In short, they’ll need a garden. And maybe a robot, too.

Any garden on Mars would need protection in the form of a greenhouse or geodesic dome that could keep the vegetables, fruits, grains and flowers sheltered from the extreme UV radiation that floods the Martian surface, whilst still allowing enough sunlight through to allow them to grow. This dome would also have to be strong enough to provide support and protection against potentially devastating Martian dust storms.

The crops would need to be kept warm, as outside the dome it will be on average a freezing -63 °C. Solar panels arranged outside the habitat and heating filaments underneath it could provide the desired warmth.

garden on mars

Liquid water is needed for irrigation of the plants and for future human consumption, but with water on Mars mainly frozen beneath the surface, we would need to mine the ice and melt it. The atmosphere on Mars is chiefly composed of CO2, which humans cannot use for any of our vital functions. However plants can! They can utilise this atmospheric CO2 to photosynthesise, which would actually create the oxygen we would need.

These are all important aspects of long-term human habitation of Mars that need to be tested and perfected before we arrive, but thankfully most of these can be investigated whilst safely here on the Earth in Mars analogue environments and specially designed spaces.

Our premise is that of a pioneer AstroGardening robot, designed and built by ourselves, to be sent to Mars to set up garden habitats in advance of the first human inhabitants. It will scatter ‘seed pills’ containing various seeds, clay and nutrients across the habitat and nurture the growing plants.

But before we actually go to Mars, we are working on an interactive ‘Mars Garden’ exhibit and AstroGardening Rover designed to educate and inspire.

Installation designer Vanessa Harden and I are building such a space; an interactive experience designed for museums and science centers to entertain and educate on the perils and benefits of gardening on Mars, the ways in which we need to design tools to do this, the plants that would best grow in Mars soil and the methods we might use to obtain liquid water.

Visitors to this Mars concept habitat will get to meet the AstroGardening robot himself and walk around a lush and tranquil Martian garden.

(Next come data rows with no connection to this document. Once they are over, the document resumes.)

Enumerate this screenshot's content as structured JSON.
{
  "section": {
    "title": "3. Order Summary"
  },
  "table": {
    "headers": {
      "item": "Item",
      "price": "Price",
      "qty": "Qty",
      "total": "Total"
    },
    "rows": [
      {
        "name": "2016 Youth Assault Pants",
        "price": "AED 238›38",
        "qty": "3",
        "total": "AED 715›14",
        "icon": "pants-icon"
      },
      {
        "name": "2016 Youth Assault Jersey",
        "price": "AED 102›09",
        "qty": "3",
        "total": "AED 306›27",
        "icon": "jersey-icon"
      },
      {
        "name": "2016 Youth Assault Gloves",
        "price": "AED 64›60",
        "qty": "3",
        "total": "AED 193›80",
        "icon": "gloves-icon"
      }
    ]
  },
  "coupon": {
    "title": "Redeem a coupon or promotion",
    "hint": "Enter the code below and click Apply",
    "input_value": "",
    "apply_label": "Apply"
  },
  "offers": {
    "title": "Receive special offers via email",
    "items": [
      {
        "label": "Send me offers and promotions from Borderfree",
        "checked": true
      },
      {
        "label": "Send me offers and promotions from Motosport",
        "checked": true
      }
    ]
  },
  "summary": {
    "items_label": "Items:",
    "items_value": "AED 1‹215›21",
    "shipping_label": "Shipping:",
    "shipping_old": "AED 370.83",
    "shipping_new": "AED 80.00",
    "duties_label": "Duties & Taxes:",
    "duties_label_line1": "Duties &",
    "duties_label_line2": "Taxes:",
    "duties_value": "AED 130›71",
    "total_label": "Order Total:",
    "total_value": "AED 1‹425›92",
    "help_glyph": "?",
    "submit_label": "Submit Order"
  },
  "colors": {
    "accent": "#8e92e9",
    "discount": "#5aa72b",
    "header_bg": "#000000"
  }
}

They will also get to see the range of food stuffs that we can actually grow in the Martian soil such as asparagus, potatoes, sweet potatoes, radish, alfalfa, and mung bean.

Our aim for this exhibit is to communicate the science behind future human habitation of Mars, the effect we as humans can have on an environment, and the ethics and logistics of colonising other planets.

The exhibit has already been invited to tour around some of London’s most celebrated and beautiful venues such as observatories and planetariums, museums and art galleries, schools and universities, before heading across the ocean to the US and Canada.

But we need the public’s help to make this tour and exhibit a reality.

We have a Kickstarter page for this concept to raise the funds to begin building our vision. See our page and watch our video (below) to find out how you can help.

AstroGardening – Designing for Life on Mars from vanessa harden on Vimeo.